- Problem to work on: Repeat the listing exactly, line by line.

- Records for processing:
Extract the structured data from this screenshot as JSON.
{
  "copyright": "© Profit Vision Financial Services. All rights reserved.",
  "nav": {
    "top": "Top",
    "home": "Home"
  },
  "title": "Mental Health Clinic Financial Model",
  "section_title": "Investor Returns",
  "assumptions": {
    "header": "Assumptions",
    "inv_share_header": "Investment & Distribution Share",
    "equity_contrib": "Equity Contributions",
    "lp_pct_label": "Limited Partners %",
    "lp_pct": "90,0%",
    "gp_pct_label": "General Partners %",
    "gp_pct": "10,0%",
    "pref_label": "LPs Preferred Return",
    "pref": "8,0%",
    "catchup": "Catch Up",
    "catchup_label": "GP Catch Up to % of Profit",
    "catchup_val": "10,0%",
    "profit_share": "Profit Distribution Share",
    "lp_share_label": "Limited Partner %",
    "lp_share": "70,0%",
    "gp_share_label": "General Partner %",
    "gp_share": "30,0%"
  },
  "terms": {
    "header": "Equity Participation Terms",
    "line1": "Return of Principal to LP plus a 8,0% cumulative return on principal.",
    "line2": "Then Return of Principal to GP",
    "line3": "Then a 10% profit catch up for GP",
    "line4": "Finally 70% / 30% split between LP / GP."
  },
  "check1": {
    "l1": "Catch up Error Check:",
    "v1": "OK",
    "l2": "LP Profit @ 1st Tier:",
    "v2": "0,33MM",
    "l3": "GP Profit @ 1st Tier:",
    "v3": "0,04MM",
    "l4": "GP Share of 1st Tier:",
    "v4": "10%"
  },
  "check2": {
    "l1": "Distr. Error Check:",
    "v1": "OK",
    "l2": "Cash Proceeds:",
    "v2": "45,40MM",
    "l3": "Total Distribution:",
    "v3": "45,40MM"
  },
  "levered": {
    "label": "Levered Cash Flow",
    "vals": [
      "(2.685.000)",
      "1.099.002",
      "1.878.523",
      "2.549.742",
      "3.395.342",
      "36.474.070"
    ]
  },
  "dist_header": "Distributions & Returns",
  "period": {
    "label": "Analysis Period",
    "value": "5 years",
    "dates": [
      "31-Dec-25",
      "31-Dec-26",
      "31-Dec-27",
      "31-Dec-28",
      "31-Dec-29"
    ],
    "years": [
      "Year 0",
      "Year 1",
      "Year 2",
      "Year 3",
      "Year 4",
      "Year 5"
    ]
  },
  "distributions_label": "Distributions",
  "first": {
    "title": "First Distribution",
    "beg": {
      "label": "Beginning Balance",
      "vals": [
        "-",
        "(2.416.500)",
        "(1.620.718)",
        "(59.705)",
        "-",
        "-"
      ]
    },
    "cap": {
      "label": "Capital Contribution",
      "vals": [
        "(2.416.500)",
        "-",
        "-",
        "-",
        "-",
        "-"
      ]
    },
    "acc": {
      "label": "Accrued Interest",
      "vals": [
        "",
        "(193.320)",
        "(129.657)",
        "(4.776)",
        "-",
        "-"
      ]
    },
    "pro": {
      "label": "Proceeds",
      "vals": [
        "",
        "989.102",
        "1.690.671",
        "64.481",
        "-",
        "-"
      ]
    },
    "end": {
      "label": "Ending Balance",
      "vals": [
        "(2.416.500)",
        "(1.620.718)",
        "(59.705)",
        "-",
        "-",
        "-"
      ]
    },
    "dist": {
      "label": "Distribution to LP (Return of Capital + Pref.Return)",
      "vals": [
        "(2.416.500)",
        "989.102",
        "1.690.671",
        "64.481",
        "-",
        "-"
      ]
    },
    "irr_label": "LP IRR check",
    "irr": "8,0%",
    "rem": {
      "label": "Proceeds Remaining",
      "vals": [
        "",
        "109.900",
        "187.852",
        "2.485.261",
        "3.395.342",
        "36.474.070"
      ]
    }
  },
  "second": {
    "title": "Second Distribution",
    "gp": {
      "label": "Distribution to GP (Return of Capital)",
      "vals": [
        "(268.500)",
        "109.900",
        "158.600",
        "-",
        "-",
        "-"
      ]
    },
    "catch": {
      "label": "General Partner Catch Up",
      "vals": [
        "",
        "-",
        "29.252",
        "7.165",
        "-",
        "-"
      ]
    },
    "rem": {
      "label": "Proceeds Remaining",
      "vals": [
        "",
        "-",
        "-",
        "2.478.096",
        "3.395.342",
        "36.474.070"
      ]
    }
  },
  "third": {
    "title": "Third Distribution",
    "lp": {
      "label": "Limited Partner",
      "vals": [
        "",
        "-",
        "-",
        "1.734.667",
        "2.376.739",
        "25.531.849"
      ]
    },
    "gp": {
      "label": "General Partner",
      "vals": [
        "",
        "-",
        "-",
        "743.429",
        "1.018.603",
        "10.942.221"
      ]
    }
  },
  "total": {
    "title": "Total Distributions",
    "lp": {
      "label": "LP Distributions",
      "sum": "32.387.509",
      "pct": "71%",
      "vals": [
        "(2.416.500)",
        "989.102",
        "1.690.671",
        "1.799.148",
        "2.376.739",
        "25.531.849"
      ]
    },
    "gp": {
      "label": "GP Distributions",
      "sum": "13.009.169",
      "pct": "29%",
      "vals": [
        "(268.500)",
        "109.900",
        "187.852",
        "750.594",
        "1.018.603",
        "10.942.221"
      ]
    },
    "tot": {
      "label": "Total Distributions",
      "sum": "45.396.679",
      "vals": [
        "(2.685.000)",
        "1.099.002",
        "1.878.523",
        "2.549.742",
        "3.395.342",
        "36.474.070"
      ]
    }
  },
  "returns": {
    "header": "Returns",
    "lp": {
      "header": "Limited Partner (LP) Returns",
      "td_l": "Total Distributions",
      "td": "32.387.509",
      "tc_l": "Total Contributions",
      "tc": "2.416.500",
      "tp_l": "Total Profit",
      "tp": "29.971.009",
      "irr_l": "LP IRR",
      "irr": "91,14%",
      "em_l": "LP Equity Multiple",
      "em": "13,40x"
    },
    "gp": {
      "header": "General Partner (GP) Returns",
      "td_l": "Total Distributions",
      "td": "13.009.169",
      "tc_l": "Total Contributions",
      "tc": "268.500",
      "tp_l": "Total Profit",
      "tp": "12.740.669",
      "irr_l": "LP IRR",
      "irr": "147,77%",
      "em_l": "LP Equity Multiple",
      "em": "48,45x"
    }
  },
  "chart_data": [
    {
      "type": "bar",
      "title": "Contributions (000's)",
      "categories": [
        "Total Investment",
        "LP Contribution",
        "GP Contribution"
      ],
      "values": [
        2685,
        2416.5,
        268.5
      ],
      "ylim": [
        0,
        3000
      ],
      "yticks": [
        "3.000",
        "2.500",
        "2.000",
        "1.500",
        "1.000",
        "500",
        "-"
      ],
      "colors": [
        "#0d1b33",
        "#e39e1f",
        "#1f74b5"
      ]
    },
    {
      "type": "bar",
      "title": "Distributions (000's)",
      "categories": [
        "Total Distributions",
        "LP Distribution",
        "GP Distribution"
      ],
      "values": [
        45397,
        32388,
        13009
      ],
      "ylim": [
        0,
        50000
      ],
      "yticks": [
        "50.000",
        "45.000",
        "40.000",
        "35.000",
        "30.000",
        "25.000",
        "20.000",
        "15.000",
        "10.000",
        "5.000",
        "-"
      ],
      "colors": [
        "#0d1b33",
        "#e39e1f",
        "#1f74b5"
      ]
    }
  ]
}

- Result below:
Extract the structured data from this screenshot as JSON.
{
  "copyright": "© Profit Vision Financial Services. All rights reserved.",
  "nav": {
    "top": "Top",
    "home": "Home"
  },
  "title": "Mental Health Clinic Financial Model",
  "section_title": "Investor Returns",
  "assumptions": {
    "header": "Assumptions",
    "inv_share_header": "Investment & Distribution Share",
    "equity_contrib": "Equity Contributions",
    "lp_pct_label": "Limited Partners %",
    "lp_pct": "90,0%",
    "gp_pct_label": "General Partners %",
    "gp_pct": "10,0%",
    "pref_label": "LPs Preferred Return",
    "pref": "8,0%",
    "catchup": "Catch Up",
    "catchup_label": "GP Catch Up to % of Profit",
    "catchup_val": "10,0%",
    "profit_share": "Profit Distribution Share",
    "lp_share_label": "Limited Partner %",
    "lp_share": "70,0%",
    "gp_share_label": "General Partner %",
    "gp_share": "30,0%"
  },
  "terms": {
    "header": "Equity Participation Terms",
    "line1": "Return of Principal to LP plus a 8,0% cumulative return on principal.",
    "line2": "Then Return of Principal to GP",
    "line3": "Then a 10% profit catch up for GP",
    "line4": "Finally 70% / 30% split between LP / GP."
  },
  "check1": {
    "l1": "Catch up Error Check:",
    "v1": "OK",
    "l2": "LP Profit @ 1st Tier:",
    "v2": "0,33MM",
    "l3": "GP Profit @ 1st Tier:",
    "v3": "0,04MM",
    "l4": "GP Share of 1st Tier:",
    "v4": "10%"
  },
  "check2": {
    "l1": "Distr. Error Check:",
    "v1": "OK",
    "l2": "Cash Proceeds:",
    "v2": "45,40MM",
    "l3": "Total Distribution:",
    "v3": "45,40MM"
  },
  "levered": {
    "label": "Levered Cash Flow",
    "vals": [
      "(2.685.000)",
      "1.099.002",
      "1.878.523",
      "2.549.742",
      "3.395.342",
      "36.474.070"
    ]
  },
  "dist_header": "Distributions & Returns",
  "period": {
    "label": "Analysis Period",
    "value": "5 years",
    "dates": [
      "31-Dec-25",
      "31-Dec-26",
      "31-Dec-27",
      "31-Dec-28",
      "31-Dec-29"
    ],
    "years": [
      "Year 0",
      "Year 1",
      "Year 2",
      "Year 3",
      "Year 4",
      "Year 5"
    ]
  },
  "distributions_label": "Distributions",
  "first": {
    "title": "First Distribution",
    "beg": {
      "label": "Beginning Balance",
      "vals": [
        "-",
        "(2.416.500)",
        "(1.620.718)",
        "(59.705)",
        "-",
        "-"
      ]
    },
    "cap": {
      "label": "Capital Contribution",
      "vals": [
        "(2.416.500)",
        "-",
        "-",
        "-",
        "-",
        "-"
      ]
    },
    "acc": {
      "label": "Accrued Interest",
      "vals": [
        "",
        "(193.320)",
        "(129.657)",
        "(4.776)",
        "-",
        "-"
      ]
    },
    "pro": {
      "label": "Proceeds",
      "vals": [
        "",
        "989.102",
        "1.690.671",
        "64.481",
        "-",
        "-"
      ]
    },
    "end": {
      "label": "Ending Balance",
      "vals": [
        "(2.416.500)",
        "(1.620.718)",
        "(59.705)",
        "-",
        "-",
        "-"
      ]
    },
    "dist": {
      "label": "Distribution to LP (Return of Capital + Pref.Return)",
      "vals": [
        "(2.416.500)",
        "989.102",
        "1.690.671",
        "64.481",
        "-",
        "-"
      ]
    },
    "irr_label": "LP IRR check",
    "irr": "8,0%",
    "rem": {
      "label": "Proceeds Remaining",
      "vals": [
        "",
        "109.900",
        "187.852",
        "2.485.261",
        "3.395.342",
        "36.474.070"
      ]
    }
  },
  "second": {
    "title": "Second Distribution",
    "gp": {
      "label": "Distribution to GP (Return of Capital)",
      "vals": [
        "(268.500)",
        "109.900",
        "158.600",
        "-",
        "-",
        "-"
      ]
    },
    "catch": {
      "label": "General Partner Catch Up",
      "vals": [
        "",
        "-",
        "29.252",
        "7.165",
        "-",
        "-"
      ]
    },
    "rem": {
      "label": "Proceeds Remaining",
      "vals": [
        "",
        "-",
        "-",
        "2.478.096",
        "3.395.342",
        "36.474.070"
      ]
    }
  },
  "third": {
    "title": "Third Distribution",
    "lp": {
      "label": "Limited Partner",
      "vals": [
        "",
        "-",
        "-",
        "1.734.667",
        "2.376.739",
        "25.531.849"
      ]
    },
    "gp": {
      "label": "General Partner",
      "vals": [
        "",
        "-",
        "-",
        "743.429",
        "1.018.603",
        "10.942.221"
      ]
    }
  },
  "total": {
    "title": "Total Distributions",
    "lp": {
      "label": "LP Distributions",
      "sum": "32.387.509",
      "pct": "71%",
      "vals": [
        "(2.416.500)",
        "989.102",
        "1.690.671",
        "1.799.148",
        "2.376.739",
        "25.531.849"
      ]
    },
    "gp": {
      "label": "GP Distributions",
      "sum": "13.009.169",
      "pct": "29%",
      "vals": [
        "(268.500)",
        "109.900",
        "187.852",
        "750.594",
        "1.018.603",
        "10.942.221"
      ]
    },
    "tot": {
      "label": "Total Distributions",
      "sum": "45.396.679",
      "vals": [
        "(2.685.000)",
        "1.099.002",
        "1.878.523",
        "2.549.742",
        "3.395.342",
        "36.474.070"
      ]
    }
  },
  "returns": {
    "header": "Returns",
    "lp": {
      "header": "Limited Partner (LP) Returns",
      "td_l": "Total Distributions",
      "td": "32.387.509",
      "tc_l": "Total Contributions",
      "tc": "2.416.500",
      "tp_l": "Total Profit",
      "tp": "29.971.009",
      "irr_l": "LP IRR",
      "irr": "91,14%",
      "em_l": "LP Equity Multiple",
      "em": "13,40x"
    },
    "gp": {
      "header": "General Partner (GP) Returns",
      "td_l": "Total Distributions",
      "td": "13.009.169",
      "tc_l": "Total Contributions",
      "tc": "268.500",
      "tp_l": "Total Profit",
      "tp": "12.740.669",
      "irr_l": "LP IRR",
      "irr": "147,77%",
      "em_l": "LP Equity Multiple",
      "em": "48,45x"
    }
  },
  "chart_data": [
    {
      "type": "bar",
      "title": "Contributions (000's)",
      "categories": [
        "Total Investment",
        "LP Contribution",
        "GP Contribution"
      ],
      "values": [
        2685,
        2416.5,
        268.5
      ],
      "ylim": [
        0,
        3000
      ],
      "yticks": [
        "3.000",
        "2.500",
        "2.000",
        "1.500",
        "1.000",
        "500",
        "-"
      ],
      "colors": [
        "#0d1b33",
        "#e39e1f",
        "#1f74b5"
      ]
    },
    {
      "type": "bar",
      "title": "Distributions (000's)",
      "categories": [
        "Total Distributions",
        "LP Distribution",
        "GP Distribution"
      ],
      "values": [
        45397,
        32388,
        13009
      ],
      "ylim": [
        0,
        50000
      ],
      "yticks": [
        "50.000",
        "45.000",
        "40.000",
        "35.000",
        "30.000",
        "25.000",
        "20.000",
        "15.000",
        "10.000",
        "5.000",
        "-"
      ],
      "colors": [
        "#0d1b33",
        "#e39e1f",
        "#1f74b5"
      ]
    }
  ]
}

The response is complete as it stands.